** Work to be completed **
Each record is to be written out exactly as it appears.

Excerpts from a dataset
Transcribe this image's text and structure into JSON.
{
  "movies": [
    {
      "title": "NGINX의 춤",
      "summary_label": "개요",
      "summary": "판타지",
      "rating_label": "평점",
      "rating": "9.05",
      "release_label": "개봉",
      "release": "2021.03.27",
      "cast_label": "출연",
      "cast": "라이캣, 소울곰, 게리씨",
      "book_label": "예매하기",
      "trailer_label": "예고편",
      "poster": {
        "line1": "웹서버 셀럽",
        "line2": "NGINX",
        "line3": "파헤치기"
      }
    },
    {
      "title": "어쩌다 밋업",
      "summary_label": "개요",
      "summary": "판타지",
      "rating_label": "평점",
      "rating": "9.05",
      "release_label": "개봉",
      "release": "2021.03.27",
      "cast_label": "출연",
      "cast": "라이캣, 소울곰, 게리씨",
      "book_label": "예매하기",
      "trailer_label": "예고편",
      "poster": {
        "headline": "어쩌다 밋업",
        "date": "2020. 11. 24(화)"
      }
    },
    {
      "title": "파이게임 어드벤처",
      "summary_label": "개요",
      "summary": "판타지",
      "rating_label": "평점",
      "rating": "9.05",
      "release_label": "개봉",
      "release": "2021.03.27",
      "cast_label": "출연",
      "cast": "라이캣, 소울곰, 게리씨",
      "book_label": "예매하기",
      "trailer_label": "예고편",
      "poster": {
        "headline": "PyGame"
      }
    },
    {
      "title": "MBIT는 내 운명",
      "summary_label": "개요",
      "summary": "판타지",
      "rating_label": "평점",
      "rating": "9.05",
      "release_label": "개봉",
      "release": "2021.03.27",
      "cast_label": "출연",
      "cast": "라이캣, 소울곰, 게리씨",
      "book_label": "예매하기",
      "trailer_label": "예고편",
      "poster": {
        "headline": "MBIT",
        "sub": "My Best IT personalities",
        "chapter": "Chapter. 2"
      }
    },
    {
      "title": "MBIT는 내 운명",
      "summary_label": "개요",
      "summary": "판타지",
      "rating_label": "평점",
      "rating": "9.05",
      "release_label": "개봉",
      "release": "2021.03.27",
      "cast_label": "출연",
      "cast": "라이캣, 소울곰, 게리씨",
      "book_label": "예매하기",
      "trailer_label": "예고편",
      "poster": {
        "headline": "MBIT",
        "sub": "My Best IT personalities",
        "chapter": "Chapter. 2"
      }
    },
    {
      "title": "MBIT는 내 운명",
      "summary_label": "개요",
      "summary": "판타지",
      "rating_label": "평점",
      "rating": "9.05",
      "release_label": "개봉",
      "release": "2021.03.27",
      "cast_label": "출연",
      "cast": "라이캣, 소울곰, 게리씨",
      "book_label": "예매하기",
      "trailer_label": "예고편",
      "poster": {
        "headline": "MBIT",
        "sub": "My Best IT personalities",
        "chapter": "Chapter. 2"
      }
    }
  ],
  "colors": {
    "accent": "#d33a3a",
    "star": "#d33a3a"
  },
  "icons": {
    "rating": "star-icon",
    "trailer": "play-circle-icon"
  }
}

** Output of the exercise **
Transcribe this image's text and structure into JSON.
{
  "movies": [
    {
      "title": "NGINX의 춤",
      "summary_label": "개요",
      "summary": "판타지",
      "rating_label": "평점",
      "rating": "9.05",
      "release_label": "개봉",
      "release": "2021.03.27",
      "cast_label": "출연",
      "cast": "라이캣, 소울곰, 게리씨",
      "book_label": "예매하기",
      "trailer_label": "예고편",
      "poster": {
        "line1": "웹서버 셀럽",
        "line2": "NGINX",
        "line3": "파헤치기"
      }
    },
    {
      "title": "어쩌다 밋업",
      "summary_label": "개요",
      "summary": "판타지",
      "rating_label": "평점",
      "rating": "9.05",
      "release_label": "개봉",
      "release": "2021.03.27",
      "cast_label": "출연",
      "cast": "라이캣, 소울곰, 게리씨",
      "book_label": "예매하기",
      "trailer_label": "예고편",
      "poster": {
        "headline": "어쩌다 밋업",
        "date": "2020. 11. 24(화)"
      }
    },
    {
      "title": "파이게임 어드벤처",
      "summary_label": "개요",
      "summary": "판타지",
      "rating_label": "평점",
      "rating": "9.05",
      "release_label": "개봉",
      "release": "2021.03.27",
      "cast_label": "출연",
      "cast": "라이캣, 소울곰, 게리씨",
      "book_label": "예매하기",
      "trailer_label": "예고편",
      "poster": {
        "headline": "PyGame"
      }
    },
    {
      "title": "MBIT는 내 운명",
      "summary_label": "개요",
      "summary": "판타지",
      "rating_label": "평점",
      "rating": "9.05",
      "release_label": "개봉",
      "release": "2021.03.27",
      "cast_label": "출연",
      "cast": "라이캣, 소울곰, 게리씨",
      "book_label": "예매하기",
      "trailer_label": "예고편",
      "poster": {
        "headline": "MBIT",
        "sub": "My Best IT personalities",
        "chapter": "Chapter. 2"
      }
    },
    {
      "title": "MBIT는 내 운명",
      "summary_label": "개요",
      "summary": "판타지",
      "rating_label": "평점",
      "rating": "9.05",
      "release_label": "개봉",
      "release": "2021.03.27",
      "cast_label": "출연",
      "cast": "라이캣, 소울곰, 게리씨",
      "book_label": "예매하기",
      "trailer_label": "예고편",
      "poster": {
        "headline": "MBIT",
        "sub": "My Best IT personalities",
        "chapter": "Chapter. 2"
      }
    },
    {
      "title": "MBIT는 내 운명",
      "summary_label": "개요",
      "summary": "판타지",
      "rating_label": "평점",
      "rating": "9.05",
      "release_label": "개봉",
      "release": "2021.03.27",
      "cast_label": "출연",
      "cast": "라이캣, 소울곰, 게리씨",
      "book_label": "예매하기",
      "trailer_label": "예고편",
      "poster": {
        "headline": "MBIT",
        "sub": "My Best IT personalities",
        "chapter": "Chapter. 2"
      }
    }
  ],
  "colors": {
    "accent": "#d33a3a",
    "star": "#d33a3a"
  },
  "icons": {
    "rating": "star-icon",
    "trailer": "play-circle-icon"
  }
}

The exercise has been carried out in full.